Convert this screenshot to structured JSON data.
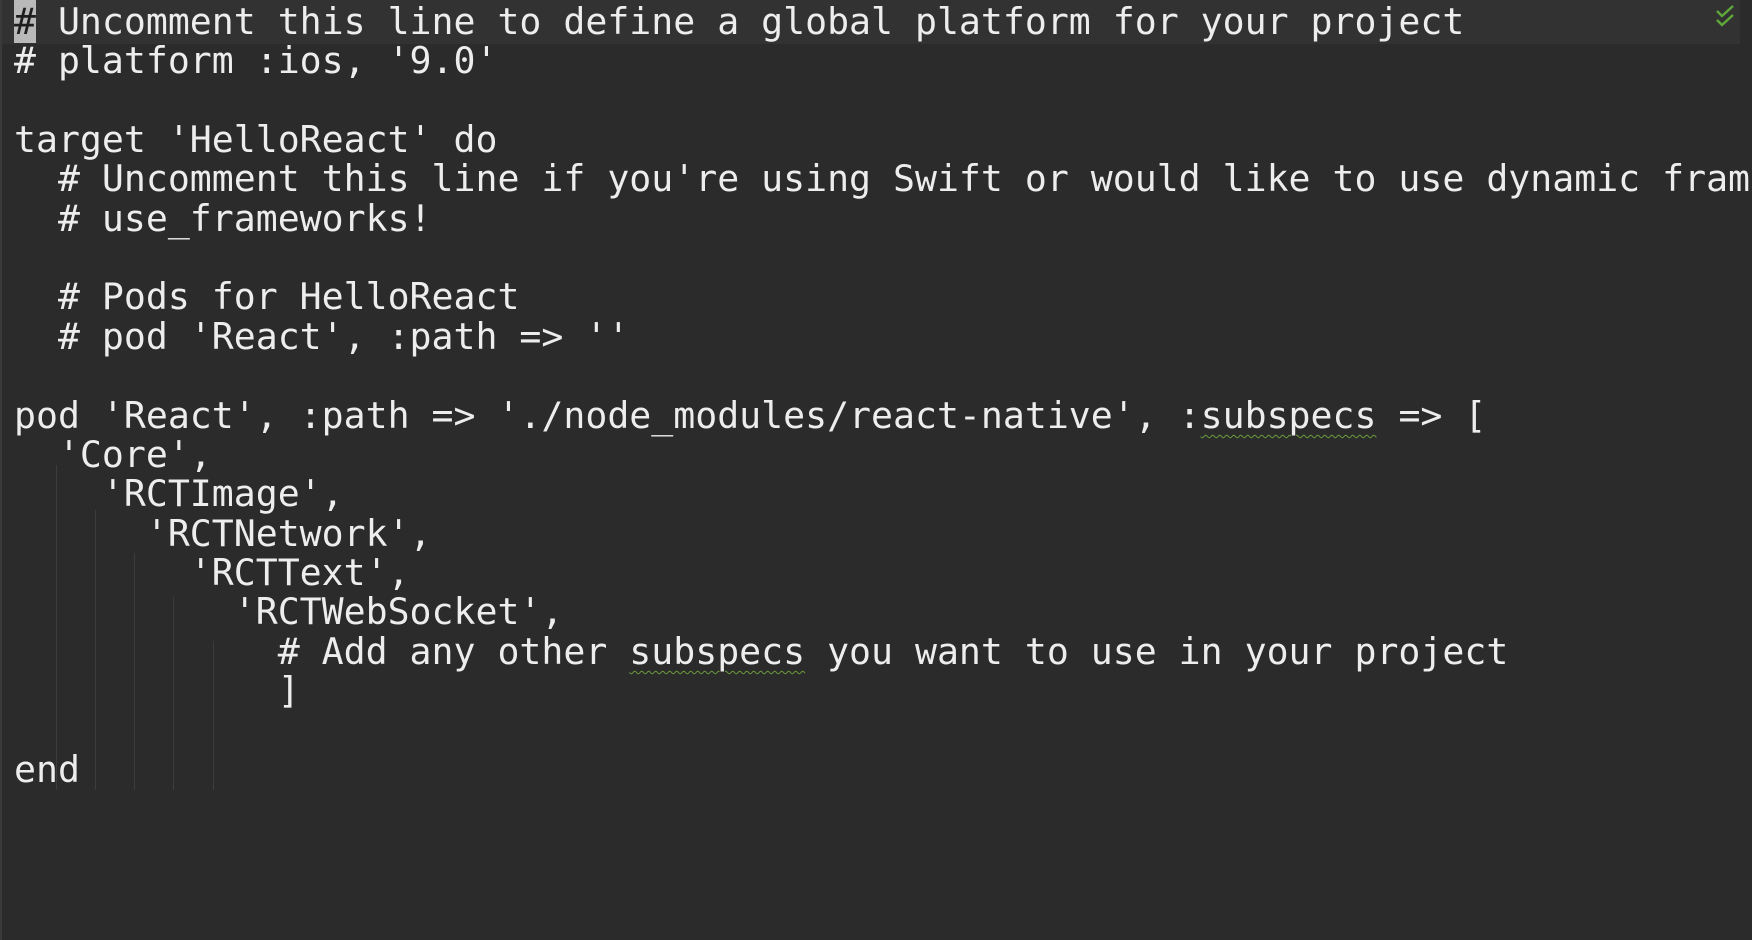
{
  "editor": {
    "lines": [
      {
        "prefix": "",
        "caret": "#",
        "text": " Uncomment this line to define a global platform for your project",
        "typo": "",
        "suffix": ""
      },
      {
        "prefix": "",
        "caret": "",
        "text": "# platform :ios, '9.0'",
        "typo": "",
        "suffix": ""
      },
      {
        "prefix": "",
        "caret": "",
        "text": "",
        "typo": "",
        "suffix": ""
      },
      {
        "prefix": "",
        "caret": "",
        "text": "target 'HelloReact' do",
        "typo": "",
        "suffix": ""
      },
      {
        "prefix": "",
        "caret": "",
        "text": "  # Uncomment this line if you're using Swift or would like to use dynamic fram",
        "typo": "",
        "suffix": ""
      },
      {
        "prefix": "",
        "caret": "",
        "text": "  # use_frameworks!",
        "typo": "",
        "suffix": ""
      },
      {
        "prefix": "",
        "caret": "",
        "text": "",
        "typo": "",
        "suffix": ""
      },
      {
        "prefix": "",
        "caret": "",
        "text": "  # Pods for HelloReact",
        "typo": "",
        "suffix": ""
      },
      {
        "prefix": "",
        "caret": "",
        "text": "  # pod 'React', :path => ''",
        "typo": "",
        "suffix": ""
      },
      {
        "prefix": "",
        "caret": "",
        "text": "",
        "typo": "",
        "suffix": ""
      },
      {
        "prefix": "",
        "caret": "",
        "text": "pod 'React', :path => './node_modules/react-native', :",
        "typo": "subspecs",
        "suffix": " => ["
      },
      {
        "prefix": "",
        "caret": "",
        "text": "  'Core',",
        "typo": "",
        "suffix": ""
      },
      {
        "prefix": "",
        "caret": "",
        "text": "    'RCTImage',",
        "typo": "",
        "suffix": ""
      },
      {
        "prefix": "",
        "caret": "",
        "text": "      'RCTNetwork',",
        "typo": "",
        "suffix": ""
      },
      {
        "prefix": "",
        "caret": "",
        "text": "        'RCTText',",
        "typo": "",
        "suffix": ""
      },
      {
        "prefix": "",
        "caret": "",
        "text": "          'RCTWebSocket',",
        "typo": "",
        "suffix": ""
      },
      {
        "prefix": "",
        "caret": "",
        "text": "            # Add any other ",
        "typo": "subspecs",
        "suffix": " you want to use in your project"
      },
      {
        "prefix": "",
        "caret": "",
        "text": "            ]",
        "typo": "",
        "suffix": ""
      },
      {
        "prefix": "",
        "caret": "",
        "text": "",
        "typo": "",
        "suffix": ""
      },
      {
        "prefix": "",
        "caret": "",
        "text": "end",
        "typo": "",
        "suffix": ""
      }
    ],
    "status_icon": "double-check-icon",
    "colors": {
      "background": "#2b2b2b",
      "text": "#ededed",
      "current_line": "#323232",
      "typo_underline": "#6a9b3a",
      "status_ok": "#5fa83a"
    }
  }
}
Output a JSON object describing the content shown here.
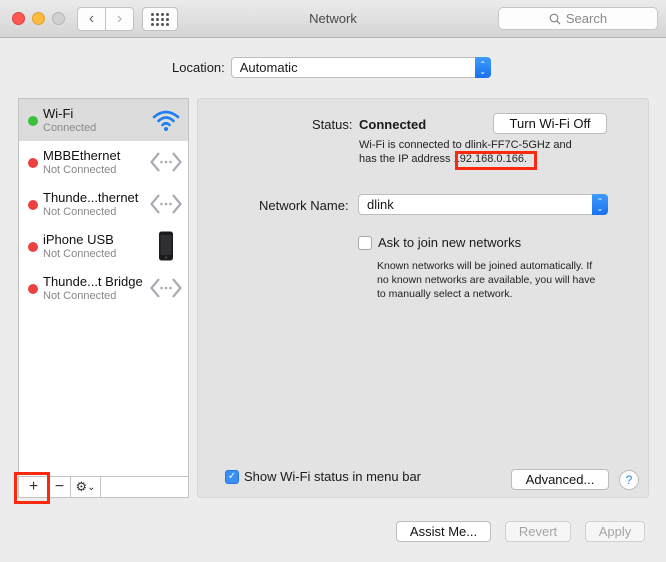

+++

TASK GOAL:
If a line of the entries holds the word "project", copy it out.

ANSWER SPACE:
        "text": " Uncomment this line to define a global platform for your project",
        "suffix": " you want to use in your project"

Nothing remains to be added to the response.